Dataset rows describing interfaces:

---*---

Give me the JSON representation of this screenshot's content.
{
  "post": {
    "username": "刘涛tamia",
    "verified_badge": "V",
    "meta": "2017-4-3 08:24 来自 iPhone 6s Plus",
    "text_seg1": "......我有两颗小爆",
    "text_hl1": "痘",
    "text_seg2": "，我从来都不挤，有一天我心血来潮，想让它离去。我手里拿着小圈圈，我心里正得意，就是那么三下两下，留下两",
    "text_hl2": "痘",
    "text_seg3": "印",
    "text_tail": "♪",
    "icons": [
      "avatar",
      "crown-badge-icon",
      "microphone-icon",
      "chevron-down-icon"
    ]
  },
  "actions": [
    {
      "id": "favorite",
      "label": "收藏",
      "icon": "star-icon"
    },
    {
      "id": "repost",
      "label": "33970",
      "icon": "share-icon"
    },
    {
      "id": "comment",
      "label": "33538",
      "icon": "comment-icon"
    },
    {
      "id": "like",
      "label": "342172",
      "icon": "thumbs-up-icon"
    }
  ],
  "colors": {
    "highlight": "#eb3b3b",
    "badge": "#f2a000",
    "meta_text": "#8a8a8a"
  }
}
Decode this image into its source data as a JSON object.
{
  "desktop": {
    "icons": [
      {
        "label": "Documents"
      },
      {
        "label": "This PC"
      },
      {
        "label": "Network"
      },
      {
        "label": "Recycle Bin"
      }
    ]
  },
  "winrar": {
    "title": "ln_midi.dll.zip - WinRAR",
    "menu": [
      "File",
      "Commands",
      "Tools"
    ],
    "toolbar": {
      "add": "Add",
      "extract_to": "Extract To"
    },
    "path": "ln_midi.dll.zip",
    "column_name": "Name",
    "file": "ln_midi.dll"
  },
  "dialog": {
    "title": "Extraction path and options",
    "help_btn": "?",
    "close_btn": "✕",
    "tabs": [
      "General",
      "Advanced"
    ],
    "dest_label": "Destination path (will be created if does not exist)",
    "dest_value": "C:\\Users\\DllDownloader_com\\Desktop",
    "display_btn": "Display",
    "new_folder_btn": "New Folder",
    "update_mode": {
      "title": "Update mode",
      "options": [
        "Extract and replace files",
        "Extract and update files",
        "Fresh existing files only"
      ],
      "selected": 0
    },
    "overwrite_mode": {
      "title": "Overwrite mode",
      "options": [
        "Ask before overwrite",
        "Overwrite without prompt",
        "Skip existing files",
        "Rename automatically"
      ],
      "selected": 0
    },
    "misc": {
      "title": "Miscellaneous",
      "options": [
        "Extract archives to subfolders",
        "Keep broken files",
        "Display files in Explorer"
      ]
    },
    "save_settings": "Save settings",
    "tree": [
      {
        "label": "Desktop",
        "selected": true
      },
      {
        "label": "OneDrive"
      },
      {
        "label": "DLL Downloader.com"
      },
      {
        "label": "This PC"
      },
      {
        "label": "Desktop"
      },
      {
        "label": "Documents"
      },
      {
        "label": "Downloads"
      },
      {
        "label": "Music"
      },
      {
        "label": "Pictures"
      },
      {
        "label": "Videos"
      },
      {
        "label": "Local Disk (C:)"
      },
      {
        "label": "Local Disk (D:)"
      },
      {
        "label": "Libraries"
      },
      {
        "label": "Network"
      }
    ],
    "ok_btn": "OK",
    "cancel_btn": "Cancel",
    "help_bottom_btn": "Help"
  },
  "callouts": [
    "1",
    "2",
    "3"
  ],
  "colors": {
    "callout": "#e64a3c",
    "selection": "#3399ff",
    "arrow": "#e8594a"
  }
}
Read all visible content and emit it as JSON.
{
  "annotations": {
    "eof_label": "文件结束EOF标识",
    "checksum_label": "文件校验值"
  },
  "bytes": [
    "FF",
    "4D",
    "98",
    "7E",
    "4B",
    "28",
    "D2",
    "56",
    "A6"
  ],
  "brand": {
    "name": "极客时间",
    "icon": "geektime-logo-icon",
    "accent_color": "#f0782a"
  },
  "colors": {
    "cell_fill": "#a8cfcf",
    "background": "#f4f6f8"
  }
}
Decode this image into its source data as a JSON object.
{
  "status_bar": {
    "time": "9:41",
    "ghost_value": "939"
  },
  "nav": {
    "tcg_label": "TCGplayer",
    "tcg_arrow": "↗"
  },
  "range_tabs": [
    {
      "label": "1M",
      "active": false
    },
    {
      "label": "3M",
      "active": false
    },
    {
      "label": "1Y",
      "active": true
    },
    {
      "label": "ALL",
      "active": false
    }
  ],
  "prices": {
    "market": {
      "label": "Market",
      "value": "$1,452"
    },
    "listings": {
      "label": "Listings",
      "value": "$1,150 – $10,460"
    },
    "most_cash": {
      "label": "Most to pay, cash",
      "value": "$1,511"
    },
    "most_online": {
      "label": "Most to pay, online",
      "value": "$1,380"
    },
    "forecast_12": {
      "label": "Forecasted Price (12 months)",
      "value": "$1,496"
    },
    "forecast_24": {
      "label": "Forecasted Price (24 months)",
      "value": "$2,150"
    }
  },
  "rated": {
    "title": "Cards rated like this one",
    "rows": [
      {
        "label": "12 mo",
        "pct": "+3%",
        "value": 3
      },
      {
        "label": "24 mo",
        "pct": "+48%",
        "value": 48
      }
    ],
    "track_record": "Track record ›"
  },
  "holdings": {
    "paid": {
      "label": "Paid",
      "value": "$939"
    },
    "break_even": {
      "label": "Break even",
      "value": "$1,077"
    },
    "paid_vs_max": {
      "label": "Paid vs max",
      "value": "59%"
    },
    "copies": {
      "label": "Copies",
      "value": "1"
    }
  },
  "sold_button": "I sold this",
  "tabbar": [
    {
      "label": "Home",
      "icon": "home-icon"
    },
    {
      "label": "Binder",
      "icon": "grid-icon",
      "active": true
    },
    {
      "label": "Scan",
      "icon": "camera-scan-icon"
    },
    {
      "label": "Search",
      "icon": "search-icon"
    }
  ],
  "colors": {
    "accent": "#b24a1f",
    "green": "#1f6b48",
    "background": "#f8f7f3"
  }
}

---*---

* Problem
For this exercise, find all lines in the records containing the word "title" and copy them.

* Answer to this exercise
    "title": "ln_midi.dll.zip - WinRAR",
    "title": "Extraction path and options",
      "title": "Update mode",
      "title": "Overwrite mode",
      "title": "Miscellaneous",
    "title": "Cards rated like this one",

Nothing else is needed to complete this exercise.